As downtown Tampa and St. Pete grow and flourish, downtown Clearwater is being left in the dust.

People affiliated with the Church of Scientology are buying up huge chunks of downtown Clearwater. For the Church of Scientology's reported plan, they need all the property from Osceola Avenue west to Myrtle Avenue and from Drew Street south to Pierce Street.

Vacant lots and for sale signs pepper the landscape around downtown Clearwater. It's a sharp contrast to the pristine buildings owned by the Church of Scientology headquartered there.

But according to our partners at the Tampa Bay Times, the church, through anonymous partners, has been buying a number of these properties. They are telling city leaders they have big plans.

Bill Horne is the Clearwater City Manager. "The church leadership has advised me that they want to make a contribution in achieving our retail goals in our downtown."

We contacted the Church of Scientology three different times today to get some sort of statement about its plans and did not receive one.

Leif Oskarsson has owned Signworx on Cleveland Street for two years. He has no issue with the Church helping the downtown to grow. "If it can bring more business down to the city and bring more retail space down here then that's a good thing. I don't see a negative thing about it."

But Bay Area realtor Lorraine Bennett grew up here. She's leary of the church owning so much of downtown, saying it's sometimes uncomfortable for people to come here. "Why do we need the church of Scientology to do that? Why doesn't the city of Clearwater use their own city planning to figure out how to make that work, kind of like they did in Downtown St. Pete?"

City Manager Bill Horne says they do have a master plan. "Clearwater has a plan, has an idea of what it would like to see done. We would like a variety of retail options for our citizens and our guests and we are interested in any partner who has some ideas on how to do that."

But Horne says while they welcome the ideas. The city, not the church, will take the lead in revitalizing downtown. "There is never any intent whatsoever to give that leadership role up to anybody."

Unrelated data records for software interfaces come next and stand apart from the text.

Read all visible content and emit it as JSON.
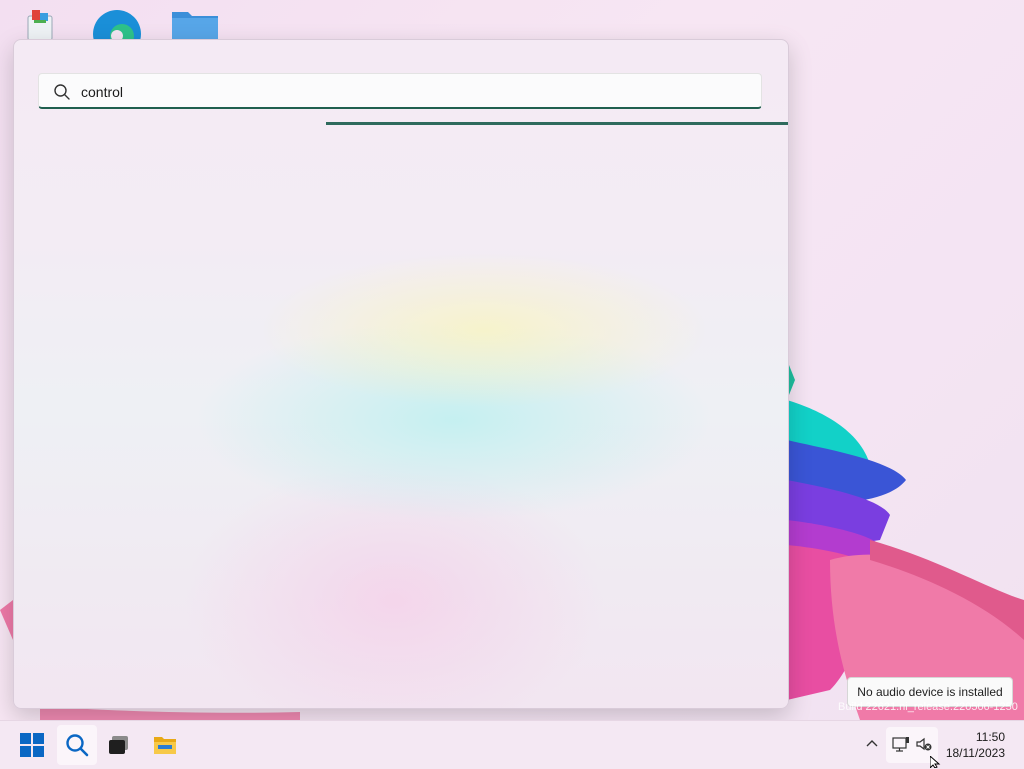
{
  "search": {
    "query": "control",
    "placeholder": ""
  },
  "tooltip": {
    "text": "No audio device is installed"
  },
  "watermark": {
    "text": "Build 22621.ni_release.220506-1250"
  },
  "clock": {
    "time": "11:50",
    "date": "18/11/2023"
  },
  "taskbar": {
    "items": [
      "start",
      "search",
      "task-view",
      "file-explorer"
    ]
  },
  "colors": {
    "accent": "#2e6a5c",
    "windows_blue": "#0a67c4"
  }
}
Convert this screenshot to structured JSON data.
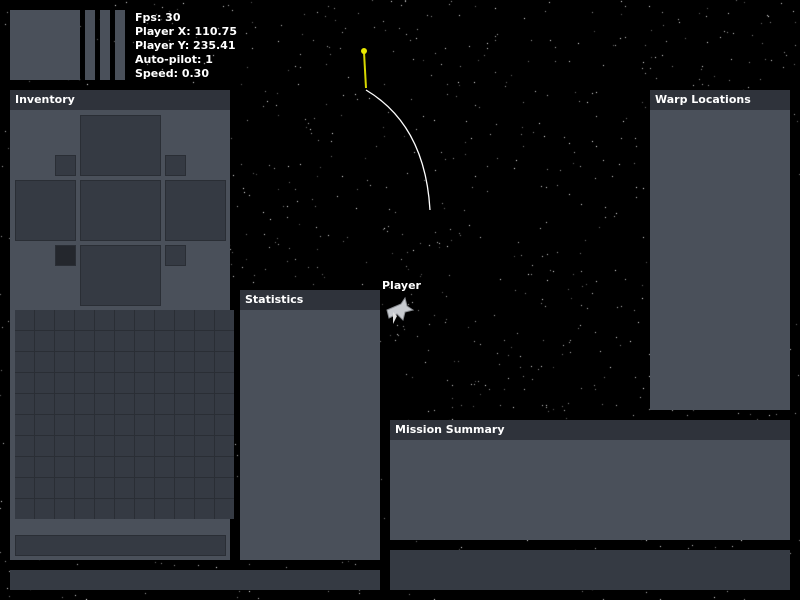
{
  "hud": {
    "stats": [
      {
        "label": "Fps",
        "value": "30"
      },
      {
        "label": "Player X",
        "value": "110.75"
      },
      {
        "label": "Player Y",
        "value": "235.41"
      },
      {
        "label": "Auto-pilot",
        "value": "1"
      },
      {
        "label": "Speed",
        "value": "0.30"
      }
    ]
  },
  "inventory": {
    "title": "Inventory",
    "cargo_cells": 110
  },
  "statistics": {
    "title": "Statistics"
  },
  "warp": {
    "title": "Warp Locations"
  },
  "mission": {
    "title": "Mission Summary"
  },
  "player": {
    "label": "Player"
  },
  "colors": {
    "space": "#000000",
    "panel": "#4a505a",
    "panel_header": "#2f333b",
    "slot": "#353a43",
    "trajectory": "#ffffff",
    "waypoint": "#d8d800"
  },
  "icons": [
    "ship-icon",
    "waypoint-icon"
  ]
}
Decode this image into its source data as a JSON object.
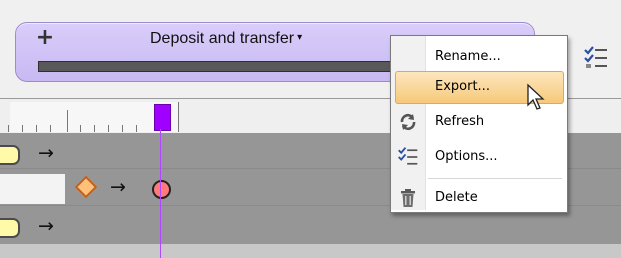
{
  "header": {
    "add_symbol": "+",
    "title": "Deposit and transfer",
    "title_caret": "▾"
  },
  "progress": {
    "fill_percent": 0
  },
  "context_menu": {
    "items": [
      {
        "label": "Rename...",
        "icon": "none"
      },
      {
        "label": "Export...",
        "icon": "none",
        "highlighted": true
      },
      {
        "label": "Refresh",
        "icon": "refresh-icon"
      },
      {
        "label": "Options...",
        "icon": "options-checklist-icon"
      },
      {
        "label": "Delete",
        "icon": "trash-icon"
      }
    ]
  },
  "colors": {
    "panel_purple": "#d4c7f8",
    "playhead_purple": "#a000ff",
    "menu_highlight": "#f6c97a",
    "track_gray": "#969696"
  }
}
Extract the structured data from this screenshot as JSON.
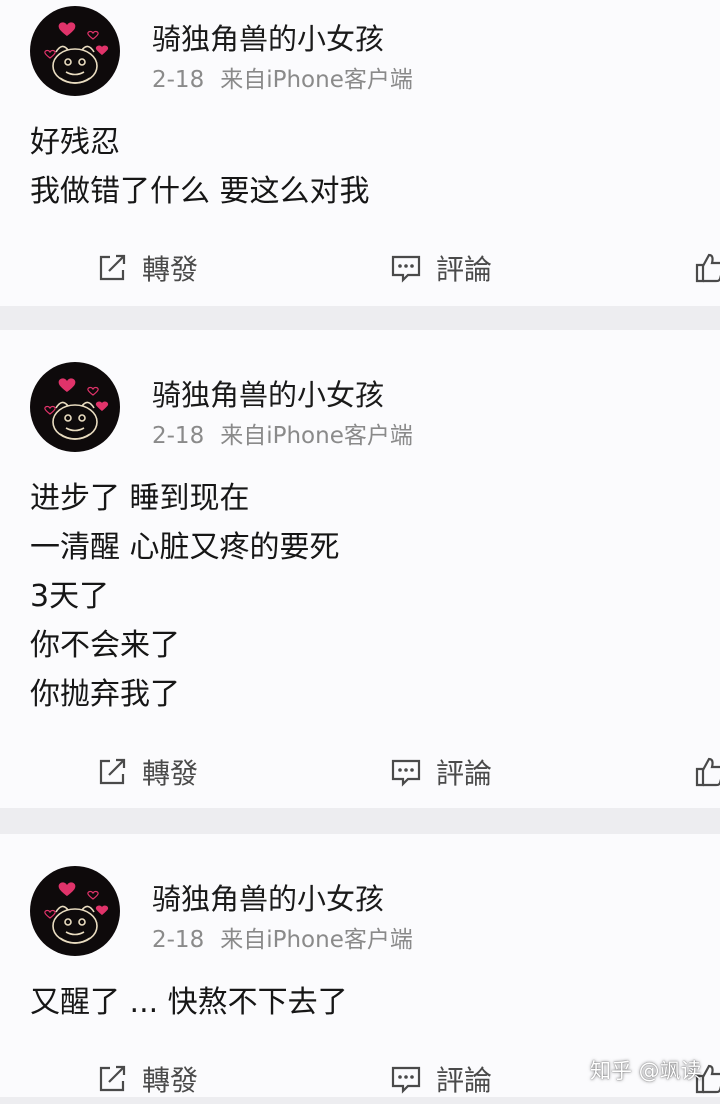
{
  "posts": [
    {
      "user": "骑独角兽的小女孩",
      "time": "2-18",
      "source": "来自iPhone客户端",
      "lines": [
        "好残忍",
        "我做错了什么 要这么对我"
      ],
      "repost_label": "轉發",
      "comment_label": "評論"
    },
    {
      "user": "骑独角兽的小女孩",
      "time": "2-18",
      "source": "来自iPhone客户端",
      "lines": [
        "进步了 睡到现在",
        "一清醒 心脏又疼的要死",
        "3天了",
        "你不会来了",
        "你抛弃我了"
      ],
      "repost_label": "轉發",
      "comment_label": "評論"
    },
    {
      "user": "骑独角兽的小女孩",
      "time": "2-18",
      "source": "来自iPhone客户端",
      "lines": [
        "又醒了 ... 快熬不下去了"
      ],
      "repost_label": "轉發",
      "comment_label": "評論"
    }
  ],
  "watermark": "知乎 @飒读",
  "icons": {
    "avatar": "avatar-bear-with-hearts",
    "repost": "repost-icon",
    "comment": "comment-icon",
    "like": "thumbs-up-icon"
  },
  "colors": {
    "background": "#ededf0",
    "card": "#fbfbfd",
    "meta_text": "#8a8a8a",
    "action_text": "#4a4a4a",
    "heart": "#e0336a"
  }
}
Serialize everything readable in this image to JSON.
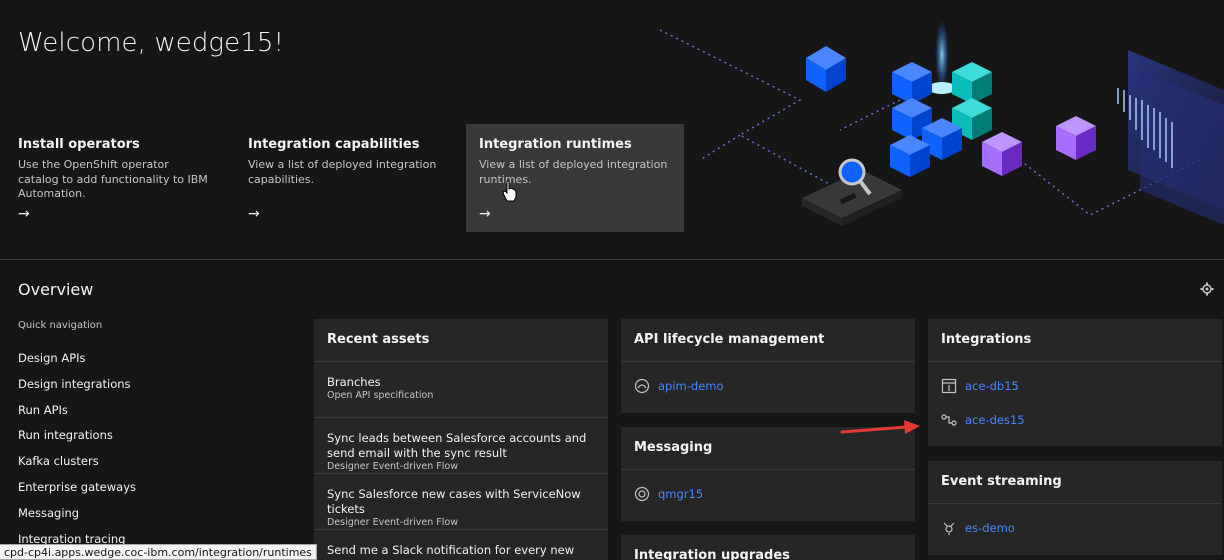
{
  "welcome": "Welcome, wedge15!",
  "tiles": [
    {
      "title": "Install operators",
      "desc": "Use the OpenShift operator catalog to add functionality to IBM Automation.",
      "arrow": "→"
    },
    {
      "title": "Integration capabilities",
      "desc": "View a list of deployed integration capabilities.",
      "arrow": "→"
    },
    {
      "title": "Integration runtimes",
      "desc": "View a list of deployed integration runtimes.",
      "arrow": "→"
    }
  ],
  "overview": {
    "title": "Overview",
    "quick_nav_label": "Quick navigation",
    "quick_nav": [
      "Design APIs",
      "Design integrations",
      "Run APIs",
      "Run integrations",
      "Kafka clusters",
      "Enterprise gateways",
      "Messaging",
      "Integration tracing"
    ]
  },
  "recent_assets": {
    "title": "Recent assets",
    "items": [
      {
        "name": "Branches",
        "sub": "Open API specification"
      },
      {
        "name": "Sync leads between Salesforce accounts and send email with the sync result",
        "sub": "Designer Event-driven Flow"
      },
      {
        "name": "Sync Salesforce new cases with ServiceNow tickets",
        "sub": "Designer Event-driven Flow"
      },
      {
        "name": "Send me a Slack notification for every new",
        "sub": ""
      }
    ]
  },
  "api_lifecycle": {
    "title": "API lifecycle management",
    "items": [
      {
        "label": "apim-demo",
        "icon": "api-icon"
      }
    ]
  },
  "messaging": {
    "title": "Messaging",
    "items": [
      {
        "label": "qmgr15",
        "icon": "queue-manager-icon"
      }
    ]
  },
  "integration_upgrades": {
    "title": "Integration upgrades"
  },
  "integrations": {
    "title": "Integrations",
    "items": [
      {
        "label": "ace-db15",
        "icon": "dashboard-icon"
      },
      {
        "label": "ace-des15",
        "icon": "designer-flow-icon"
      }
    ]
  },
  "event_streaming": {
    "title": "Event streaming",
    "items": [
      {
        "label": "es-demo",
        "icon": "event-streams-icon"
      }
    ]
  },
  "status_url": "cpd-cp4i.apps.wedge.coc-ibm.com/integration/runtimes",
  "colors": {
    "background": "#161616",
    "card": "#262626",
    "tile_hover": "#393939",
    "link": "#4589ff",
    "annotation_arrow": "#e53935"
  }
}
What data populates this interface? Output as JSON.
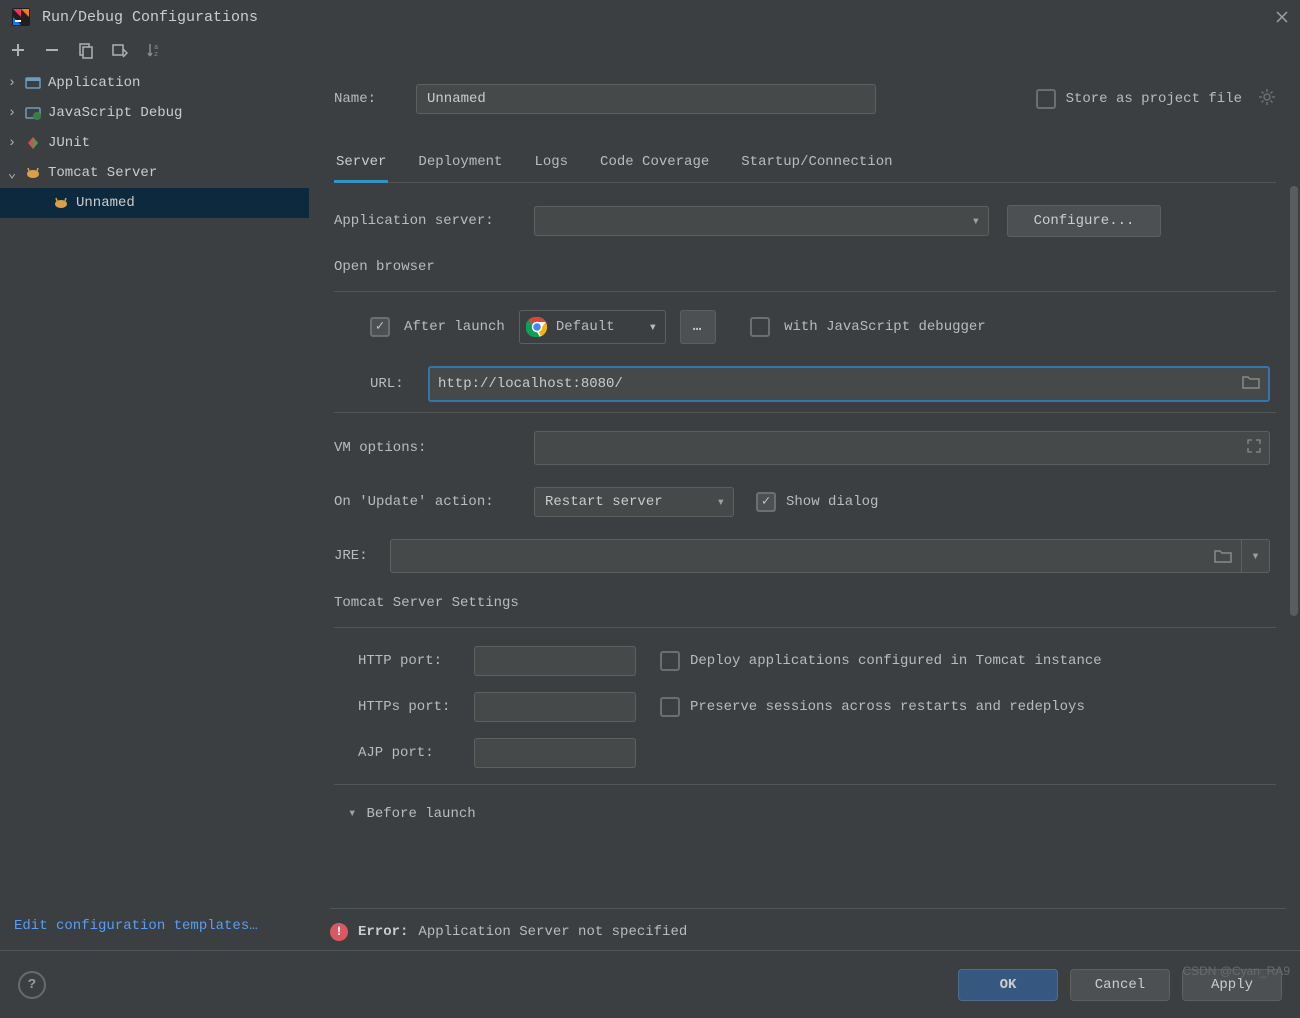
{
  "window": {
    "title": "Run/Debug Configurations"
  },
  "sidebar": {
    "items": [
      {
        "label": "Application"
      },
      {
        "label": "JavaScript Debug"
      },
      {
        "label": "JUnit"
      },
      {
        "label": "Tomcat Server"
      }
    ],
    "child": {
      "label": "Unnamed"
    },
    "edit_templates": "Edit configuration templates…"
  },
  "form": {
    "name_label": "Name:",
    "name_value": "Unnamed",
    "store_label": "Store as project file",
    "tabs": [
      "Server",
      "Deployment",
      "Logs",
      "Code Coverage",
      "Startup/Connection"
    ],
    "app_server_label": "Application server:",
    "configure_btn": "Configure...",
    "open_browser_label": "Open browser",
    "after_launch_label": "After launch",
    "browser_default": "Default",
    "with_js_debugger": "with JavaScript debugger",
    "url_label": "URL:",
    "url_value": "http://localhost:8080/",
    "vm_label": "VM options:",
    "on_update_label": "On 'Update' action:",
    "on_update_value": "Restart server",
    "show_dialog": "Show dialog",
    "jre_label": "JRE:",
    "tomcat_settings": "Tomcat Server Settings",
    "http_port": "HTTP port:",
    "https_port": "HTTPs port:",
    "ajp_port": "AJP port:",
    "deploy_apps": "Deploy applications configured in Tomcat instance",
    "preserve_sessions": "Preserve sessions across restarts and redeploys",
    "before_launch": "Before launch"
  },
  "error": {
    "label": "Error:",
    "message": "Application Server not specified"
  },
  "buttons": {
    "ok": "OK",
    "cancel": "Cancel",
    "apply": "Apply"
  },
  "watermark": "CSDN @Cyan_RA9"
}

The City Manager says he and members of city council plan to meet with church leadership next week. They will go over ideas for downtown.

He says once there is a more concrete plan it should be made public at a council meeting.